Task requirements: Which lines of the data below contain "sort"? Please show them all.

--- START ---

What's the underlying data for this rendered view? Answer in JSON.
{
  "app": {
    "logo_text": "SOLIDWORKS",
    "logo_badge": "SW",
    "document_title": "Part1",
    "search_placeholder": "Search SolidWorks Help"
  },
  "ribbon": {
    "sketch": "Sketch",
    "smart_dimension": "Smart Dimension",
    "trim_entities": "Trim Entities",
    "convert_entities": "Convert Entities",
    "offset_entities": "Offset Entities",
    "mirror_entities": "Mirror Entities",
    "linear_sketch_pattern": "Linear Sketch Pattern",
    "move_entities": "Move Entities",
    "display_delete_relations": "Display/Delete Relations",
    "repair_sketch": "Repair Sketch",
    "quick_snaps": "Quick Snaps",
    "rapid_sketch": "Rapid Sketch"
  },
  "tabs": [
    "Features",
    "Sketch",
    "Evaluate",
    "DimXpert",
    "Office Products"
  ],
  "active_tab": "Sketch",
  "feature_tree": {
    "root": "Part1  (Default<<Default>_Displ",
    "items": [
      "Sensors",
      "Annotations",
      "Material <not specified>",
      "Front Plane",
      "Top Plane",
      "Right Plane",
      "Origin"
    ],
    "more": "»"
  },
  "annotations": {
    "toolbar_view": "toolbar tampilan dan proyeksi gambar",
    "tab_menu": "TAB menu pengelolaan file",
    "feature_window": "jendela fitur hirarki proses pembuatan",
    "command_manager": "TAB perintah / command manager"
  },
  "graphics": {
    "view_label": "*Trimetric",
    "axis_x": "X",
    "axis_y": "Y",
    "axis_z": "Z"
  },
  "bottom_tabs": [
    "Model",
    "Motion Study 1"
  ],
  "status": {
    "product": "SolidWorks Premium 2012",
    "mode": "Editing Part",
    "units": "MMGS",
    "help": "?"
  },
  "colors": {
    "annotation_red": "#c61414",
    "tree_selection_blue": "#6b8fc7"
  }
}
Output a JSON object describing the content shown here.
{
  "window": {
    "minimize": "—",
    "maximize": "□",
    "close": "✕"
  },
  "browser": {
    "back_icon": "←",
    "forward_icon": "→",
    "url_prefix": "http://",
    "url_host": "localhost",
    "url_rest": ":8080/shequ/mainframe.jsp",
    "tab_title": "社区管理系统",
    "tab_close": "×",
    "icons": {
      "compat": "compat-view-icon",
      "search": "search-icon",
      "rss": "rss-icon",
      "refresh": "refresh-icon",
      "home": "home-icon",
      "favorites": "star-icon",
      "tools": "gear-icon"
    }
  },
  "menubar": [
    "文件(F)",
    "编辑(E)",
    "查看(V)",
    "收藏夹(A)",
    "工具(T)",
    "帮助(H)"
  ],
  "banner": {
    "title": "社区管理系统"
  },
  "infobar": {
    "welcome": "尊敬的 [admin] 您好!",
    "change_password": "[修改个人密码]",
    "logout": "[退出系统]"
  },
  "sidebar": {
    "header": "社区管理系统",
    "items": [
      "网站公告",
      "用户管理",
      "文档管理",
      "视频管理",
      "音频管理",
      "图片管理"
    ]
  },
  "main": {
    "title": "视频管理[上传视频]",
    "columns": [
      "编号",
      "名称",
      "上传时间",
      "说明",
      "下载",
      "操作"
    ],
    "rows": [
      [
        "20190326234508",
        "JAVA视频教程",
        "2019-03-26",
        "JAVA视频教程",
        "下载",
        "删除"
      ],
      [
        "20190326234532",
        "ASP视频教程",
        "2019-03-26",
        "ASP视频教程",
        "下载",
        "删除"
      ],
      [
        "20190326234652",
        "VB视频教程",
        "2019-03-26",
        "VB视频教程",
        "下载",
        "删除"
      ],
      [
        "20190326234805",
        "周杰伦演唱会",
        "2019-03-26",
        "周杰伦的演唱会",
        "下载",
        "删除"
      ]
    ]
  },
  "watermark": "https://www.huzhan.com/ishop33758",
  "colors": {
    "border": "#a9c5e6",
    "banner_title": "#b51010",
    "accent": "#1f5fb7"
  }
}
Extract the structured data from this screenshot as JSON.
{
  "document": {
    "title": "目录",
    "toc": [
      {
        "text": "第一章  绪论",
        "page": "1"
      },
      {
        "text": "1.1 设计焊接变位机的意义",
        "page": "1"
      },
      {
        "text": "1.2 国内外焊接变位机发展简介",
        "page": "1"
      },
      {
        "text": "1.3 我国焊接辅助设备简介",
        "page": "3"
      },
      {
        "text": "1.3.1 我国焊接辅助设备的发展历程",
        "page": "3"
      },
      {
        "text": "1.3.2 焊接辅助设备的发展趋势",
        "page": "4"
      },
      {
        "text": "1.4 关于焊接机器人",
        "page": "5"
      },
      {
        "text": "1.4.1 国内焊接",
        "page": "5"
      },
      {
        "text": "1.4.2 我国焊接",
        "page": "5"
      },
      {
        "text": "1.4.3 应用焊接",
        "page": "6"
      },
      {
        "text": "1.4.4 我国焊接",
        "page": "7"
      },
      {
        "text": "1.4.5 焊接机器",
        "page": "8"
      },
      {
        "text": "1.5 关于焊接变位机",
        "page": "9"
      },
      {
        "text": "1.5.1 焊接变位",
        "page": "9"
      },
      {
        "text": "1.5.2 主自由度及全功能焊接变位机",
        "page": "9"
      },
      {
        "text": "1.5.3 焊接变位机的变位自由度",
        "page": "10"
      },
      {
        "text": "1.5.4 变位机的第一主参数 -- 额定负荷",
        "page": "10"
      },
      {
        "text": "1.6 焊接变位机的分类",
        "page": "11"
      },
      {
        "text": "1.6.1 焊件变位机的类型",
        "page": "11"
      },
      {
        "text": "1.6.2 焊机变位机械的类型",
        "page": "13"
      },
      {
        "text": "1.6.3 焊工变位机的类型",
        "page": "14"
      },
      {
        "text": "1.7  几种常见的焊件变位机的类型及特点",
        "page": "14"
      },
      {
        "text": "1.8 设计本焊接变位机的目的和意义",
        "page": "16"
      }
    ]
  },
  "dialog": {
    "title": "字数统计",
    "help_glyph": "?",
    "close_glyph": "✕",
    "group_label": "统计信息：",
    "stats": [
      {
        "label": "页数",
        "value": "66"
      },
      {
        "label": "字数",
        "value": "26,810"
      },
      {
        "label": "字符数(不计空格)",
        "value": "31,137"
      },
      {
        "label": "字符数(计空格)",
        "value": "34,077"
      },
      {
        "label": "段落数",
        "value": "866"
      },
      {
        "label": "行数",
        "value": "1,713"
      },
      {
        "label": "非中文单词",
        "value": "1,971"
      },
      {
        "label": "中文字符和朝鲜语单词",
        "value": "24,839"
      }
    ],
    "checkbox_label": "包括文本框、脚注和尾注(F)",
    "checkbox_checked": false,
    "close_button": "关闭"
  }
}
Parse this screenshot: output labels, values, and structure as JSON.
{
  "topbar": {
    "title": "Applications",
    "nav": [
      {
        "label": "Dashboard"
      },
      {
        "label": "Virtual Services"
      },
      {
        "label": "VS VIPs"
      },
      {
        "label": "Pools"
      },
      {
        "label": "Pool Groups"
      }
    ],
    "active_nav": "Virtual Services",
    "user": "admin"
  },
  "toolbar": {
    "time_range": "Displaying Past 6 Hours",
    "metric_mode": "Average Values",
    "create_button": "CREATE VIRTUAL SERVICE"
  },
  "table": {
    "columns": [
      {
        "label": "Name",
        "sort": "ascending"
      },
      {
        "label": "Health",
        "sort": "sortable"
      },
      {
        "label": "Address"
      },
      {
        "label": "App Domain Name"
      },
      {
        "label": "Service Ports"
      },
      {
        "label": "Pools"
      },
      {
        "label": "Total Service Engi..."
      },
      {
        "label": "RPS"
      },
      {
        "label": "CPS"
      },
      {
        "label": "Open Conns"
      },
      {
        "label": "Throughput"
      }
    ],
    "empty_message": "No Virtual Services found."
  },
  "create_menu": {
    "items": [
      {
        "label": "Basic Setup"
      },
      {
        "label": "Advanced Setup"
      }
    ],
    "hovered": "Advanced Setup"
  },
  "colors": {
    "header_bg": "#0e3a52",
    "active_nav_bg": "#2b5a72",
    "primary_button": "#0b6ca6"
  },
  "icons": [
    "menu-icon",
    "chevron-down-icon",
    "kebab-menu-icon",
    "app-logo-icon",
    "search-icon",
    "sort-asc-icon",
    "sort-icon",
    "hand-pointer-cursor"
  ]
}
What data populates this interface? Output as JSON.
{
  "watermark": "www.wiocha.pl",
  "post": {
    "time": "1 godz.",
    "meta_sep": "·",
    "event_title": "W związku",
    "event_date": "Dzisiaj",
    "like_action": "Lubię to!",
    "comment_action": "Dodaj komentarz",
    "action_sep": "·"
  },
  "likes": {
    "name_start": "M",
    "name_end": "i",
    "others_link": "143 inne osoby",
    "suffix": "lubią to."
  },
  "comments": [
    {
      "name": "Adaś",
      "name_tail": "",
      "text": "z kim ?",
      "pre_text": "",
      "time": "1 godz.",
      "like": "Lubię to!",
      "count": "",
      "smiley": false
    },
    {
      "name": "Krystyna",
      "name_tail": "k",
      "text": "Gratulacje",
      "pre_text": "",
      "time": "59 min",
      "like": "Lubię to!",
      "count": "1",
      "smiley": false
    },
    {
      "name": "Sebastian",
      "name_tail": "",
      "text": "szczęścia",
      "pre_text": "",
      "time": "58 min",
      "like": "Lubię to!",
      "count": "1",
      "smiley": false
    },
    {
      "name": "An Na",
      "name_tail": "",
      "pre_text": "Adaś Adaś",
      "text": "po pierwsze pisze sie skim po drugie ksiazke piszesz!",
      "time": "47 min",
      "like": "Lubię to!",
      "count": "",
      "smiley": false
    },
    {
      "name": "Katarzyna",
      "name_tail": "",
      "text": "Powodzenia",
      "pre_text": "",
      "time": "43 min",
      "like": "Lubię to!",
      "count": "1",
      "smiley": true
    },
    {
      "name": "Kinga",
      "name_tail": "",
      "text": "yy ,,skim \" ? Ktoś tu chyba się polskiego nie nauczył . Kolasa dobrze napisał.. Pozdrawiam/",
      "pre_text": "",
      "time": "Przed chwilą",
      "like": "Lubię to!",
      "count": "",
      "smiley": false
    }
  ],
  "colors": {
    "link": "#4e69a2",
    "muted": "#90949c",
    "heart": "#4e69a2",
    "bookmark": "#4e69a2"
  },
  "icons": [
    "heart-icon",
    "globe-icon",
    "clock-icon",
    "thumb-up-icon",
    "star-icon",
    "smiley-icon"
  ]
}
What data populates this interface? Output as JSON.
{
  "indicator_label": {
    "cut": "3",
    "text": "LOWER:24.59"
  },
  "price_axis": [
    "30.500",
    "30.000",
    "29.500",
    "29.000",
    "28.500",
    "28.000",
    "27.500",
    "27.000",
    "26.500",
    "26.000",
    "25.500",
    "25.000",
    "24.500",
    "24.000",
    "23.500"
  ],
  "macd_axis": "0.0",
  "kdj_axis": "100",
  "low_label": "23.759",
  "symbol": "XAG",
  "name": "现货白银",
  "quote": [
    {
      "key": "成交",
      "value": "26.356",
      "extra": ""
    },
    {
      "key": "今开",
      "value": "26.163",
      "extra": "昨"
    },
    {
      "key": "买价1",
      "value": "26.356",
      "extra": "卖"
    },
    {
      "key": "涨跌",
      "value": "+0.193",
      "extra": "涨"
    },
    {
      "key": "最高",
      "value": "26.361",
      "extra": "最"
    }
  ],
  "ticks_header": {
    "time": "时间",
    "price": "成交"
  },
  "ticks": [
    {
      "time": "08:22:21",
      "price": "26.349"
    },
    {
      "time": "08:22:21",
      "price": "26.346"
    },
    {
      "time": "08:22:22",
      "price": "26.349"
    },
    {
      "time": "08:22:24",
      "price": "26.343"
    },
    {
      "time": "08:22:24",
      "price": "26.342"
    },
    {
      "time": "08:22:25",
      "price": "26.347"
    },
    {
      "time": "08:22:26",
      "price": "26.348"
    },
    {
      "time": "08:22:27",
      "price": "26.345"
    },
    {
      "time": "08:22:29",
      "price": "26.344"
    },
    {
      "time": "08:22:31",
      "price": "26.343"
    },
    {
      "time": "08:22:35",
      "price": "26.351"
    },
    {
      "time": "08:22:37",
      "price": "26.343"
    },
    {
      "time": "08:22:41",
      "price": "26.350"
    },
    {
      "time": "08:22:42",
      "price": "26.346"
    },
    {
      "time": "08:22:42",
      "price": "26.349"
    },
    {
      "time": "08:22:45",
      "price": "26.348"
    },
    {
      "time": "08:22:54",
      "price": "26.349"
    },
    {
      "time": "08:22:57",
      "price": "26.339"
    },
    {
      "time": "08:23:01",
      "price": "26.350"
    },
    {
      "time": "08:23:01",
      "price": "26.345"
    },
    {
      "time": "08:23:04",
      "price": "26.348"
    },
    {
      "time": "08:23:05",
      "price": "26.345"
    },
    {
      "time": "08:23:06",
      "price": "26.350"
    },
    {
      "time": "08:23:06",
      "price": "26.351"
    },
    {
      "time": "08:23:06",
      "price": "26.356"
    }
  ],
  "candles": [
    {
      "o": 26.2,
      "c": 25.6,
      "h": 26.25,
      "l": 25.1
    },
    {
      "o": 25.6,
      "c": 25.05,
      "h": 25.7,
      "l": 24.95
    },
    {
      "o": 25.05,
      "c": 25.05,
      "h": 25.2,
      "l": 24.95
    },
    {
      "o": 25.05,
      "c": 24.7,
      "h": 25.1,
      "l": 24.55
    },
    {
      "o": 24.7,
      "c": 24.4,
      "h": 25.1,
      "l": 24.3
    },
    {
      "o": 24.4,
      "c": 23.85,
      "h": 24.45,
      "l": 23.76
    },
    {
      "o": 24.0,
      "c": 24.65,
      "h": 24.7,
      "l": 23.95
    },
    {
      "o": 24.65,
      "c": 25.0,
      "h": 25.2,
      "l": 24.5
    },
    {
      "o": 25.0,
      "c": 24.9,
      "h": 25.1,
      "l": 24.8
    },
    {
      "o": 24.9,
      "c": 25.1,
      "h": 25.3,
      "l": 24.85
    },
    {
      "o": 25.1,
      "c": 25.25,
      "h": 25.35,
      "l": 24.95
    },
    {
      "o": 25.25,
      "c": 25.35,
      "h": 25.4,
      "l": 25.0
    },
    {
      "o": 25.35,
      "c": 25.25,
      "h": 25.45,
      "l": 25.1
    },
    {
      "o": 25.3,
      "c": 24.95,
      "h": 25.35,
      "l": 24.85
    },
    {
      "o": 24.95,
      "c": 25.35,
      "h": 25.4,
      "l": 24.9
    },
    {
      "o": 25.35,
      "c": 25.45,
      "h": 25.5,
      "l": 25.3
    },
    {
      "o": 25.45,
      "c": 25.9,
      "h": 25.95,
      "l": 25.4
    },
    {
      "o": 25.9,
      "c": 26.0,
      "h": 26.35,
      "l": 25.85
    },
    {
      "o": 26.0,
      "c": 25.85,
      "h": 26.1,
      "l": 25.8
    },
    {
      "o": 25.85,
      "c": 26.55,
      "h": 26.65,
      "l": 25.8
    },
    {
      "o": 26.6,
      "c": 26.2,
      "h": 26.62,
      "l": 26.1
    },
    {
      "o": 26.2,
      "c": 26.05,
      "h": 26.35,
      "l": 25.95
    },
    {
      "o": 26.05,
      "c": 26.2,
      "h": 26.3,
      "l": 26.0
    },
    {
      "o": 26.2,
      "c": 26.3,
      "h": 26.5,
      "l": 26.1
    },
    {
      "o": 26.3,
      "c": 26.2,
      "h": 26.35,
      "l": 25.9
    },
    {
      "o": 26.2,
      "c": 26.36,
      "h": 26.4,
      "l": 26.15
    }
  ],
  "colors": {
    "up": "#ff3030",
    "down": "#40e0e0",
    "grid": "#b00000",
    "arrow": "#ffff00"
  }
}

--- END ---

Task solution:
        "sort": "ascending"
        "sort": "sortable"
    "sort-asc-icon",
    "sort-icon",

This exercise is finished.